Zelenskyy appeared on “Meet the Press” to discuss the ongoing war between Russia and Ukraine. Following the House’s approval of providing the country with an additional $60.8 billion in assistance, Welker questioned Zelenskyy on the effects it will have and if the country would still need more aid next year. (RELATED: House Passes Mike Johnson’s Foreign Aid Package)

“But President Zelenskyy, can you give Americans a sense of the timeline? Will you still need as much aid this time next year? Or do you think you can turn the corner on Russia? What’s the timeline?” Welker asked.
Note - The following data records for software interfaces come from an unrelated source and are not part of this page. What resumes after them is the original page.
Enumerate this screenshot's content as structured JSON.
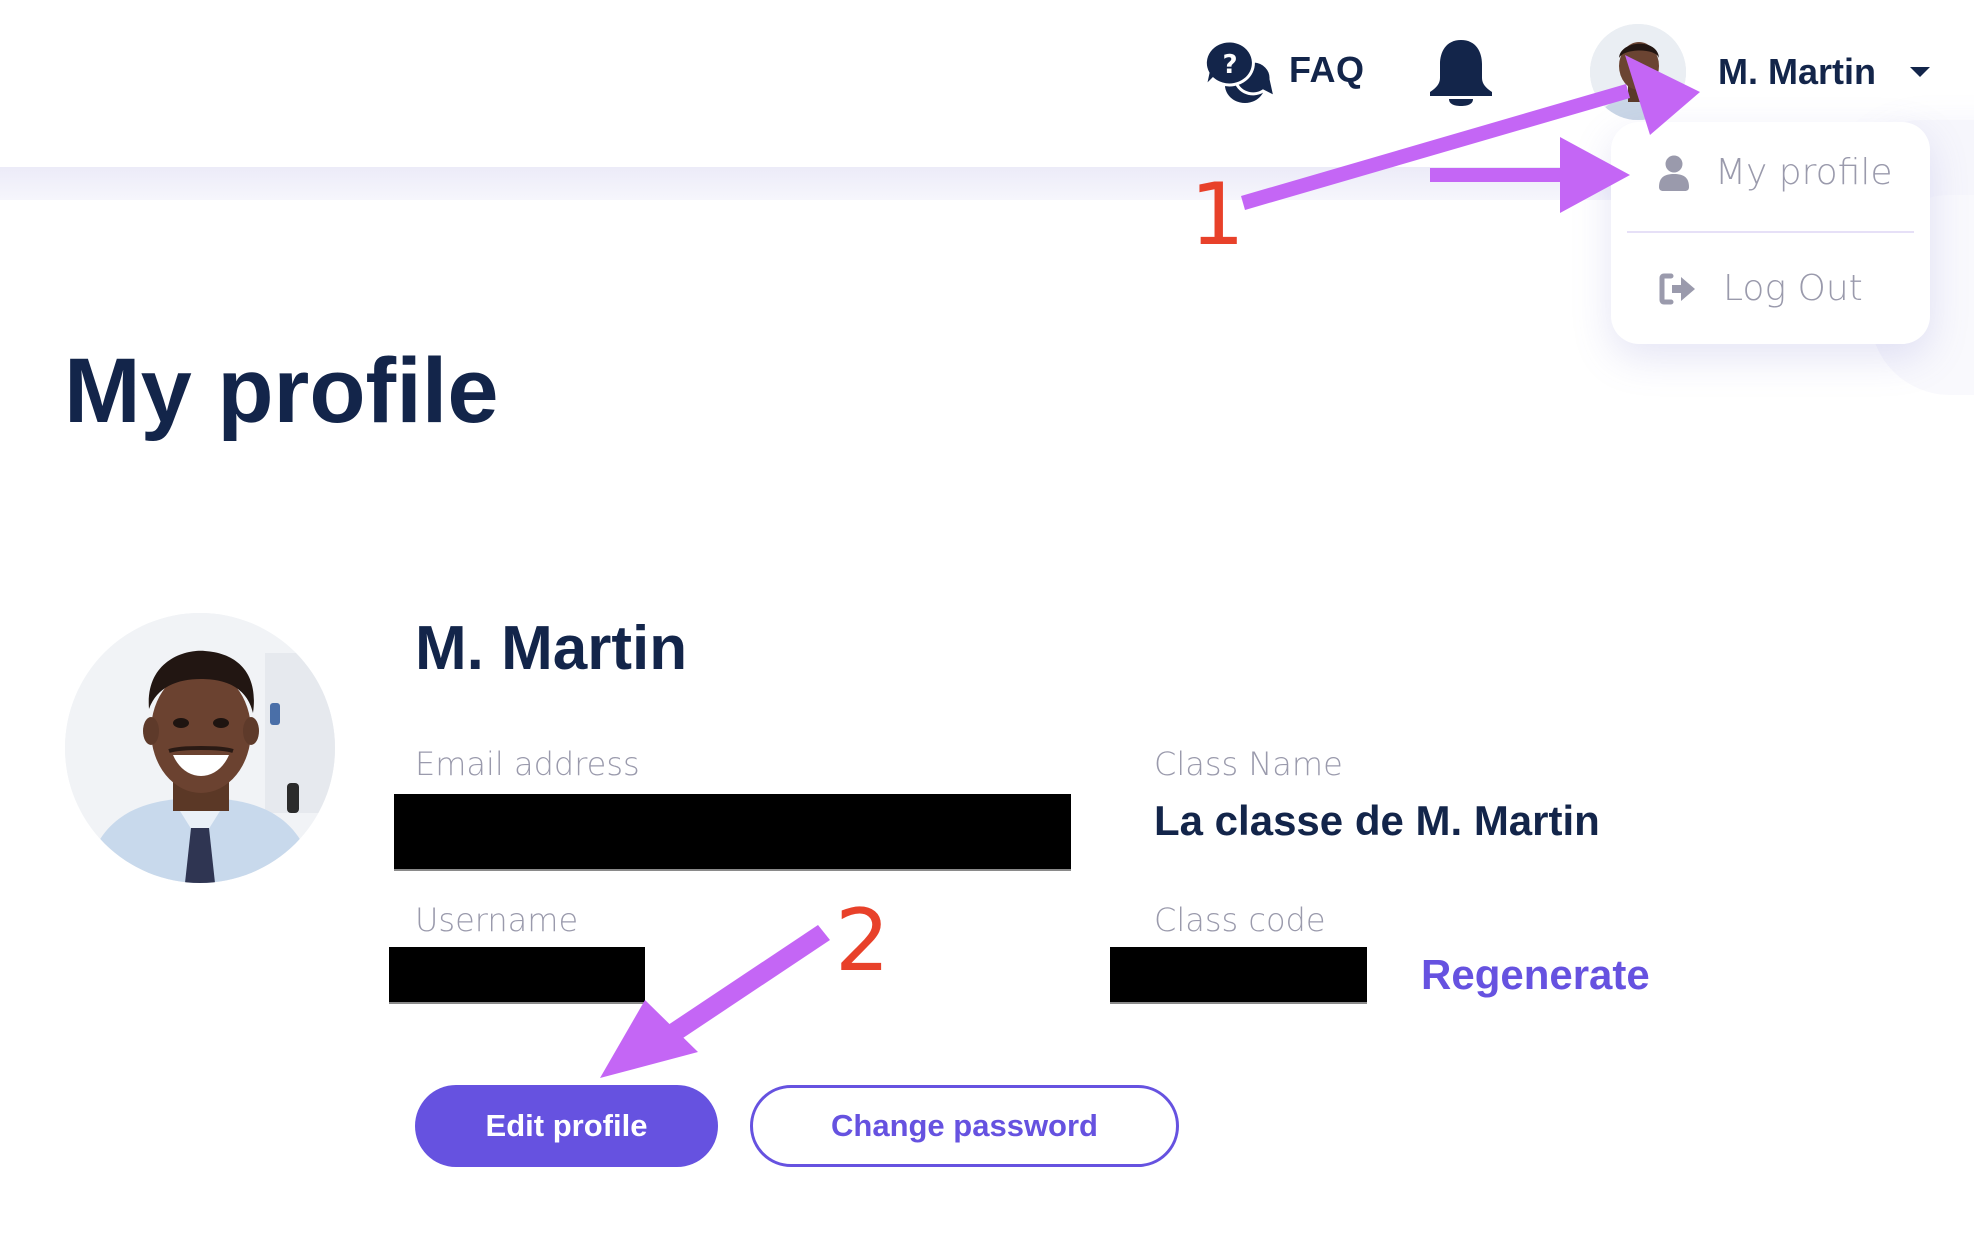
{
  "header": {
    "faq_label": "FAQ",
    "faq_icon": "question-chat-bubbles-icon",
    "notifications_icon": "bell-icon",
    "user": {
      "name": "M. Martin",
      "avatar": "user-photo",
      "caret_icon": "caret-down-icon"
    }
  },
  "user_dropdown": {
    "items": [
      {
        "label": "My profile",
        "icon": "user-icon"
      },
      {
        "label": "Log Out",
        "icon": "sign-out-icon"
      }
    ]
  },
  "page": {
    "title": "My profile"
  },
  "profile": {
    "name": "M. Martin",
    "fields": {
      "email": {
        "label": "Email address",
        "value": "[redacted]"
      },
      "class_name": {
        "label": "Class Name",
        "value": "La classe de M. Martin"
      },
      "username": {
        "label": "Username",
        "value": "[redacted]"
      },
      "class_code": {
        "label": "Class code",
        "value": "[redacted]"
      }
    },
    "regenerate_label": "Regenerate",
    "buttons": {
      "edit": "Edit profile",
      "change_password": "Change password"
    }
  },
  "annotations": {
    "step_1": "1",
    "step_2": "2",
    "arrow_color": "#c466f5",
    "number_color": "#e8412a"
  },
  "colors": {
    "primary": "#6652e0",
    "text_dark": "#13254a",
    "text_muted": "#9a9aac"
  }
}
Zelenskyy, however, avoided giving Welker an exact timeline stating that due to the setbacks for the country and the pace that additional aid is coming in, like weapons, it is “difficult” to “forecast” the war’s end.

“Well, it depends on when we actually get weapons on the ground. As you said, Kristen, if we get them in half a year — but we’ve had the process stalled for half a year, and we have losses in several directions. The losses in men, in equipment — in the east it was very difficult. We did lose the initiative there. Now we have all the chance to stabilize the situation and to overtake the initiative. And that’s why we need to actually have the weapon systems,” Zelenskyy stated.
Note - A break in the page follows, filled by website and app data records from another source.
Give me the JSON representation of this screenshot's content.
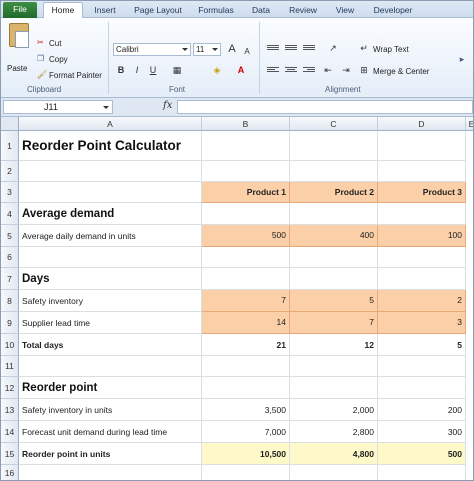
{
  "ribbon": {
    "tabs": [
      "File",
      "Home",
      "Insert",
      "Page Layout",
      "Formulas",
      "Data",
      "Review",
      "View",
      "Developer"
    ],
    "clipboard": {
      "paste": "Paste",
      "cut": "Cut",
      "copy": "Copy",
      "format_painter": "Format Painter",
      "label": "Clipboard"
    },
    "font": {
      "family": "Calibri",
      "size": "11",
      "bold": "B",
      "italic": "I",
      "underline": "U",
      "grow": "A",
      "shrink": "A",
      "label": "Font"
    },
    "alignment": {
      "wrap_text": "Wrap Text",
      "merge_center": "Merge & Center",
      "label": "Alignment"
    }
  },
  "formula_bar": {
    "name_box": "J11",
    "fx": "fx",
    "formula": ""
  },
  "columns": [
    "A",
    "B",
    "C",
    "D",
    "E"
  ],
  "rows": [
    "1",
    "2",
    "3",
    "4",
    "5",
    "6",
    "7",
    "8",
    "9",
    "10",
    "11",
    "12",
    "13",
    "14",
    "15",
    "16"
  ],
  "sheet": {
    "title": "Reorder Point Calculator",
    "headers": [
      "Product 1",
      "Product 2",
      "Product 3"
    ],
    "average_demand_heading": "Average demand",
    "avg_daily_demand": {
      "label": "Average daily demand in units",
      "values": [
        "500",
        "400",
        "100"
      ]
    },
    "days_heading": "Days",
    "safety_inventory": {
      "label": "Safety inventory",
      "values": [
        "7",
        "5",
        "2"
      ]
    },
    "supplier_lead_time": {
      "label": "Supplier lead time",
      "values": [
        "14",
        "7",
        "3"
      ]
    },
    "total_days": {
      "label": "Total days",
      "values": [
        "21",
        "12",
        "5"
      ]
    },
    "reorder_heading": "Reorder point",
    "safety_units": {
      "label": "Safety inventory in units",
      "values": [
        "3,500",
        "2,000",
        "200"
      ]
    },
    "forecast_units": {
      "label": "Forecast unit demand during lead time",
      "values": [
        "7,000",
        "2,800",
        "300"
      ]
    },
    "reorder_units": {
      "label": "Reorder point in units",
      "values": [
        "10,500",
        "4,800",
        "500"
      ]
    }
  }
}
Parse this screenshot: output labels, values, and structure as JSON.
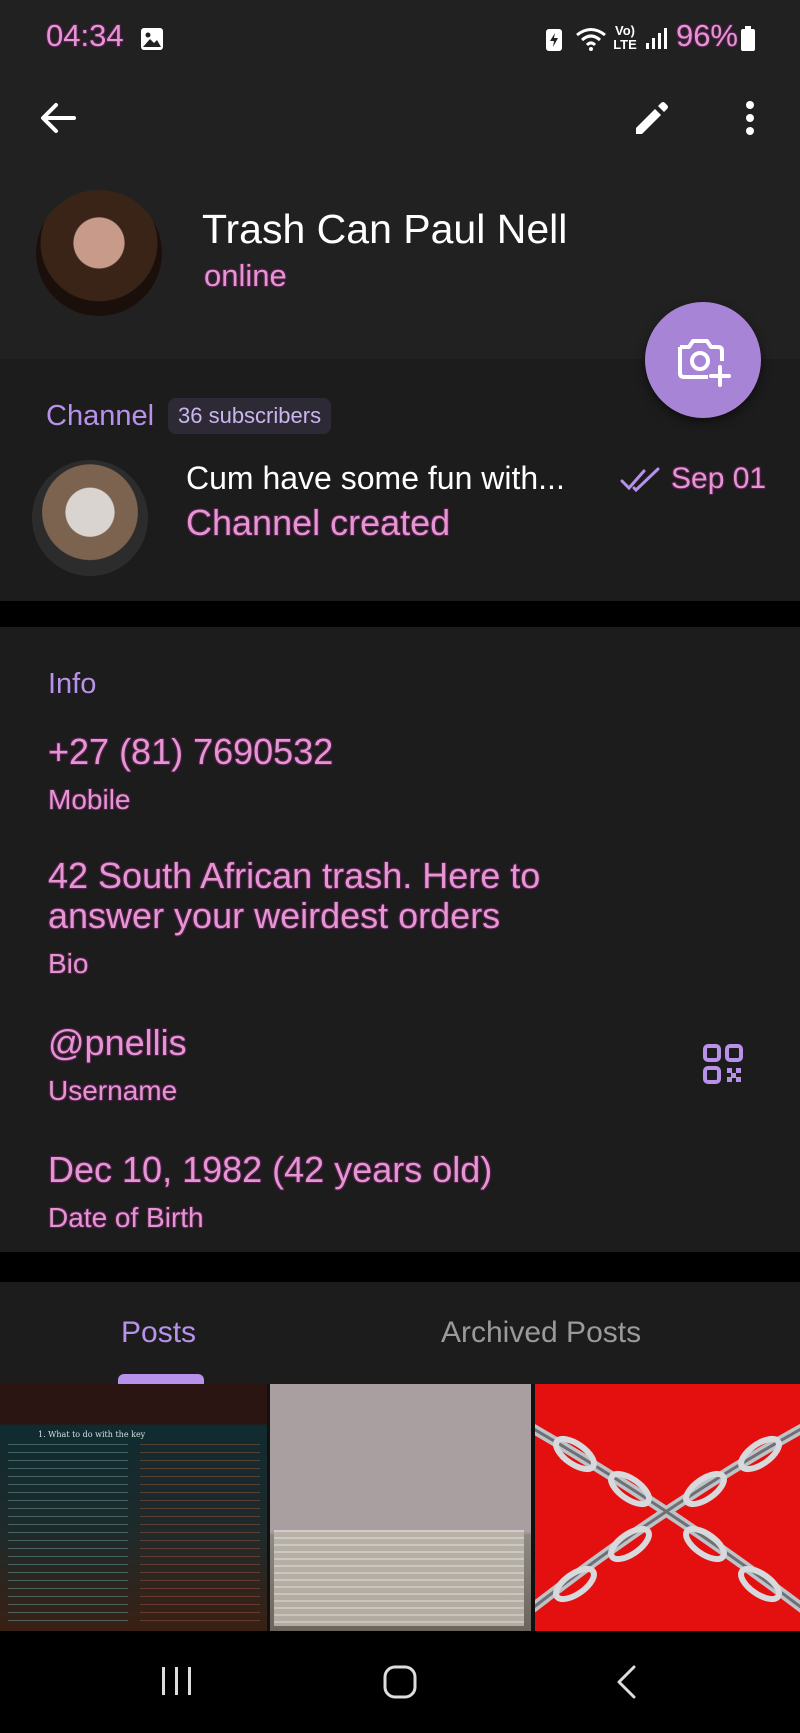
{
  "status_bar": {
    "time": "04:34",
    "battery": "96%",
    "network_label": "Vo) LTE"
  },
  "profile": {
    "name": "Trash Can Paul Nell",
    "status": "online"
  },
  "channel": {
    "label": "Channel",
    "subscribers": "36 subscribers",
    "title": "Cum have some fun with...",
    "subtitle": "Channel created",
    "date": "Sep 01"
  },
  "info": {
    "heading": "Info",
    "phone": "+27 (81) 7690532",
    "phone_label": "Mobile",
    "bio_line1": "42 South African trash. Here to",
    "bio_line2": "answer your weirdest orders",
    "bio_label": "Bio",
    "username": "@pnellis",
    "username_label": "Username",
    "dob": "Dec 10, 1982 (42 years old)",
    "dob_label": "Date of Birth"
  },
  "tabs": [
    {
      "label": "Posts",
      "active": true
    },
    {
      "label": "Archived Posts",
      "active": false
    }
  ],
  "media_thumb_text": "1. What to do with the key",
  "colors": {
    "accent": "#b892ea",
    "pink_text": "#e596d2",
    "fab": "#a884d6",
    "background": "#1c1c1c"
  },
  "icons": [
    "back-arrow-icon",
    "pencil-icon",
    "more-vert-icon",
    "camera-add-icon",
    "double-check-icon",
    "qr-code-icon",
    "recents-icon",
    "home-icon",
    "nav-back-icon",
    "image-icon",
    "wifi-icon",
    "signal-icon",
    "battery-icon"
  ]
}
“When we get it, when we have it in our arms, then we do have the chance to take this initiative and to move ahead and to protect Ukraine. But giving the U.S. specific timeline of the war, well, it depends on how soon we get this aid. There are so many variables, so many factors. Sometimes when we protect the important line, you retreat because you don’t have enough forces and equipment — and then retaking, it would take two or three times more. I’m not saying that this is how it’s going to end up, but things are possible.”

“I can give you an example with [an] F-16. It’s a great example. The decision to supply F-16 fighter jets to Ukraine was headed a year ago, one year ago we got the positive response. Ukraine should receive these fighter jets so that not only air defense protects the sky, but we also have modern jets. A year has passed. We still don’t have the jets in Ukraine. So it’s very difficult to do any forecast. I would like us to be open and very, very specific. From the moment we get our hands on these weapon systems, well from that moment we can talk about the timeline,” Zelenskyy stated.
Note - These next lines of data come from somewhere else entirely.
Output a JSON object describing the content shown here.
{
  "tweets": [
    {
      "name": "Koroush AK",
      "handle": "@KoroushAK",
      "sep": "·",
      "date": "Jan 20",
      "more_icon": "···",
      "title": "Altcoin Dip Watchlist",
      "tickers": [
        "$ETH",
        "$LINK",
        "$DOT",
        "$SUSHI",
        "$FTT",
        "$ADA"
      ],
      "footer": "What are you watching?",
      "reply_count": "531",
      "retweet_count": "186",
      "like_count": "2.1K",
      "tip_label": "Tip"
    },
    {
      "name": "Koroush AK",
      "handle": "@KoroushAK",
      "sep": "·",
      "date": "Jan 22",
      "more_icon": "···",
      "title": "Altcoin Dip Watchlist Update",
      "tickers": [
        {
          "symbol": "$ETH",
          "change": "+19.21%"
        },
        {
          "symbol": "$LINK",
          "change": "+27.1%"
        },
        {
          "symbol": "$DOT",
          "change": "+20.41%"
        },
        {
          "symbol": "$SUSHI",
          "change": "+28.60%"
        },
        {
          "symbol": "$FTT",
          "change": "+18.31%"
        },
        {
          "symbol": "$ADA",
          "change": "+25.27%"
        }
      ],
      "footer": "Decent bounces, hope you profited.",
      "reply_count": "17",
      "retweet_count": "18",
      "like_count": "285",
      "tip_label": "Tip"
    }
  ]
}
After a series of votes Saturday, the House approved Republican House Speaker Mike Johnson’s package of foreign aid bills. Although Johnson initially stated last year that foreign funding wouldn’t be approved until lawmakers addressed the country’s southern border crisis, Johnson claimed Saturday that the aid “forces an end-game strategy for the Ukraine war.”

In addition to billions for Ukraine, $15 billion in military aid and $9 billion for humanitarian aid will go to Israel, with $8 billion going to Taiwan, along with a bill with measures intending to pressure Iran and China.